Data to process Block Start

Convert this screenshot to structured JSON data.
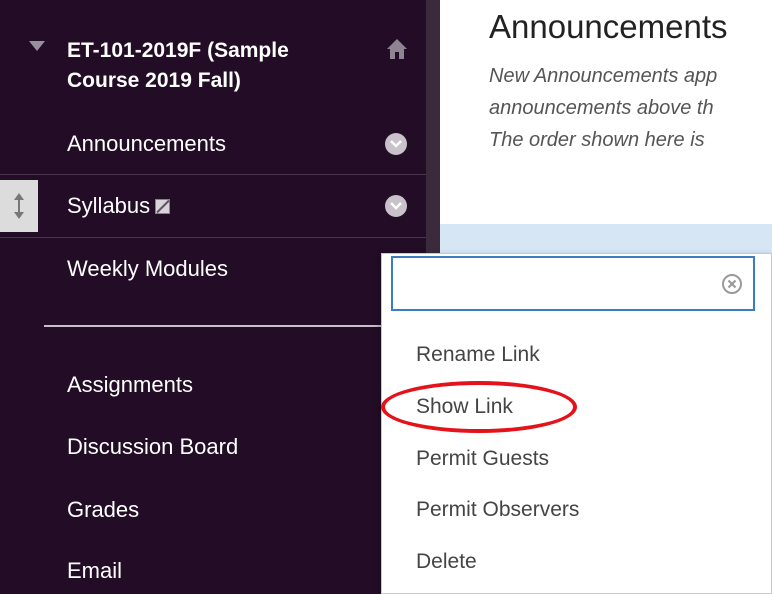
{
  "course": {
    "title_line1": "ET-101-2019F (Sample",
    "title_line2": "Course 2019 Fall)"
  },
  "sidebar": {
    "items": [
      {
        "label": "Announcements"
      },
      {
        "label": "Syllabus"
      },
      {
        "label": "Weekly Modules"
      },
      {
        "label": "Assignments"
      },
      {
        "label": "Discussion Board"
      },
      {
        "label": "Grades"
      },
      {
        "label": "Email"
      }
    ]
  },
  "content": {
    "heading": "Announcements",
    "desc_line1": "New Announcements app",
    "desc_line2": "announcements above th",
    "desc_line3": "The order shown here is"
  },
  "context_menu": {
    "search_value": "",
    "options": [
      {
        "label": "Rename Link"
      },
      {
        "label": "Show Link"
      },
      {
        "label": "Permit Guests"
      },
      {
        "label": "Permit Observers"
      },
      {
        "label": "Delete"
      }
    ]
  },
  "colors": {
    "sidebar_bg": "#230d26",
    "focus_border": "#3a7ec1",
    "highlight_ring": "#e3121b",
    "band": "#d7e6f5"
  },
  "icons": [
    "collapse-triangle-icon",
    "home-icon",
    "chevron-down-icon",
    "drag-handle-icon",
    "hidden-item-icon",
    "clear-icon"
  ]
}
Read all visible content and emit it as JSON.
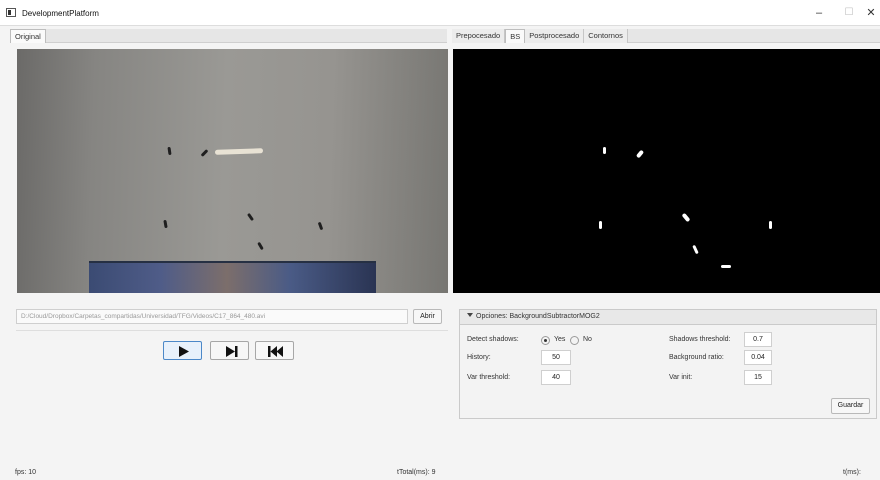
{
  "window": {
    "title": "DevelopmentPlatform",
    "controls": {
      "minimize": "–",
      "maximize": "☐",
      "close": "✕"
    }
  },
  "left_tabs": [
    {
      "label": "Original",
      "active": true
    }
  ],
  "right_tabs": [
    {
      "label": "Prepocesado",
      "active": false
    },
    {
      "label": "BS",
      "active": true
    },
    {
      "label": "Postprocesado",
      "active": false
    },
    {
      "label": "Contornos",
      "active": false
    }
  ],
  "file": {
    "path": "D:/Cloud/Dropbox/Carpetas_compartidas/Universidad/TFG/Videos/C17_864_480.avi",
    "open_label": "Abrir"
  },
  "media_buttons": {
    "play": "play-icon",
    "step": "step-forward-icon",
    "rewind": "rewind-icon"
  },
  "options": {
    "title": "Opciones: BackgroundSubtractorMOG2",
    "detect_shadows": {
      "label": "Detect shadows:",
      "yes": "Yes",
      "no": "No",
      "selected": "Yes"
    },
    "history": {
      "label": "History:",
      "value": "50"
    },
    "var_threshold": {
      "label": "Var threshold:",
      "value": "40"
    },
    "shadows_threshold": {
      "label": "Shadows threshold:",
      "value": "0.7"
    },
    "background_ratio": {
      "label": "Background ratio:",
      "value": "0.04"
    },
    "var_init": {
      "label": "Var init:",
      "value": "15"
    },
    "save_label": "Guardar"
  },
  "status": {
    "fps": "fps: 10",
    "ttotal": "tTotal(ms):  9",
    "t": "t(ms):"
  },
  "colors": {
    "accent": "#4c88c8",
    "mask_bg": "#000000",
    "panel_bg": "#f4f4f4"
  }
}
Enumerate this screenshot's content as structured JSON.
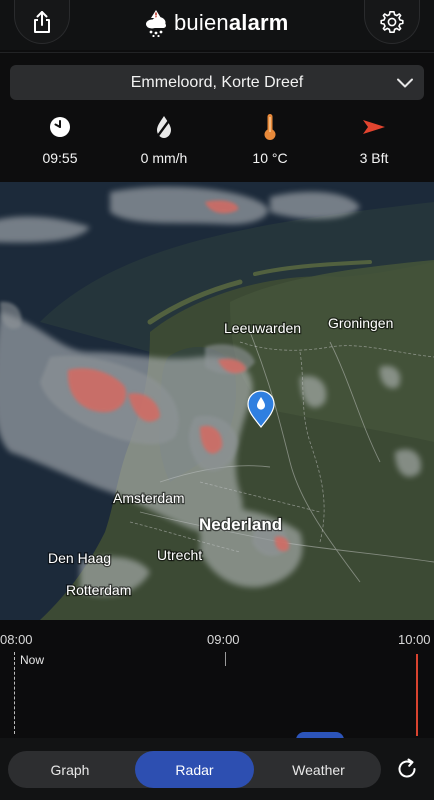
{
  "header": {
    "brand_regular": "buien",
    "brand_bold": "alarm"
  },
  "location": {
    "selected": "Emmeloord, Korte Dreef"
  },
  "stats": {
    "time": "09:55",
    "precipitation": "0 mm/h",
    "temperature": "10 °C",
    "wind": "3 Bft"
  },
  "map": {
    "cities": [
      "Leeuwarden",
      "Groningen",
      "Amsterdam",
      "Utrecht",
      "Den Haag",
      "Rotterdam"
    ],
    "country": "Nederland"
  },
  "timeline": {
    "labels": [
      "08:00",
      "09:00",
      "10:00"
    ],
    "now_label": "Now"
  },
  "tabs": {
    "graph": "Graph",
    "radar": "Radar",
    "weather": "Weather",
    "active": "Radar"
  },
  "colors": {
    "accent": "#2d4fb1",
    "temperature_icon": "#e8893a",
    "wind_icon": "#e2442f",
    "marker": "#2f7fe0"
  }
}
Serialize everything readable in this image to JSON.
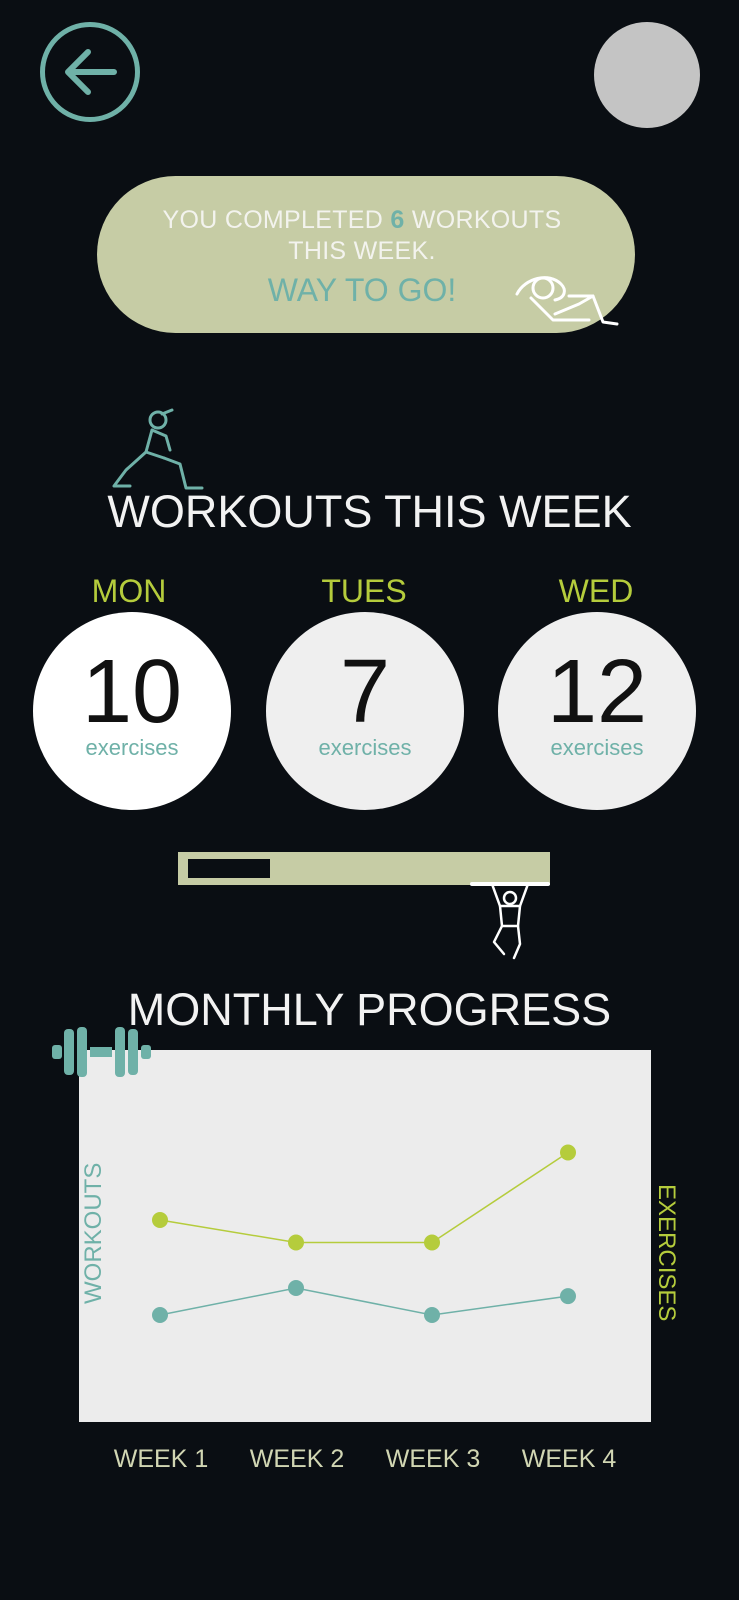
{
  "header": {
    "back_icon": "arrow-left-icon",
    "avatar": "user-avatar"
  },
  "banner": {
    "line1_prefix": "YOU COMPLETED ",
    "count": "6",
    "line1_suffix": " WORKOUTS",
    "line2": "THIS WEEK.",
    "cheer": "WAY TO GO!",
    "icon": "situp-figure-icon"
  },
  "weekly": {
    "title": "WORKOUTS THIS WEEK",
    "icon": "lunge-figure-icon",
    "days": [
      {
        "day": "MON",
        "value": "10",
        "unit": "exercises"
      },
      {
        "day": "TUES",
        "value": "7",
        "unit": "exercises"
      },
      {
        "day": "WED",
        "value": "12",
        "unit": "exercises"
      }
    ],
    "scroll_progress": 0.22,
    "hang_icon": "pullup-figure-icon"
  },
  "monthly": {
    "title": "MONTHLY PROGRESS",
    "icon": "dumbbell-icon"
  },
  "colors": {
    "accent_teal": "#6fb1a8",
    "accent_lime": "#b5cc3c",
    "banner_bg": "#c6cca5"
  },
  "chart_data": {
    "type": "line",
    "categories": [
      "WEEK 1",
      "WEEK 2",
      "WEEK 3",
      "WEEK 4"
    ],
    "ylabel_left": "WORKOUTS",
    "ylabel_right": "EXERCISES",
    "series": [
      {
        "name": "EXERCISES",
        "values": [
          28,
          25,
          25,
          37
        ],
        "color": "#b5cc3c"
      },
      {
        "name": "WORKOUTS",
        "values": [
          5,
          6,
          5,
          5.7
        ],
        "color": "#6fb1a8"
      }
    ]
  }
}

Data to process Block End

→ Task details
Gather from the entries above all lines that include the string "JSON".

→ Answer for this exercise
Convert this screenshot to structured JSON data.
Read all visible content and emit it as JSON.
Enumerate this screenshot's content as structured JSON.
Serialize everything readable in this image to JSON.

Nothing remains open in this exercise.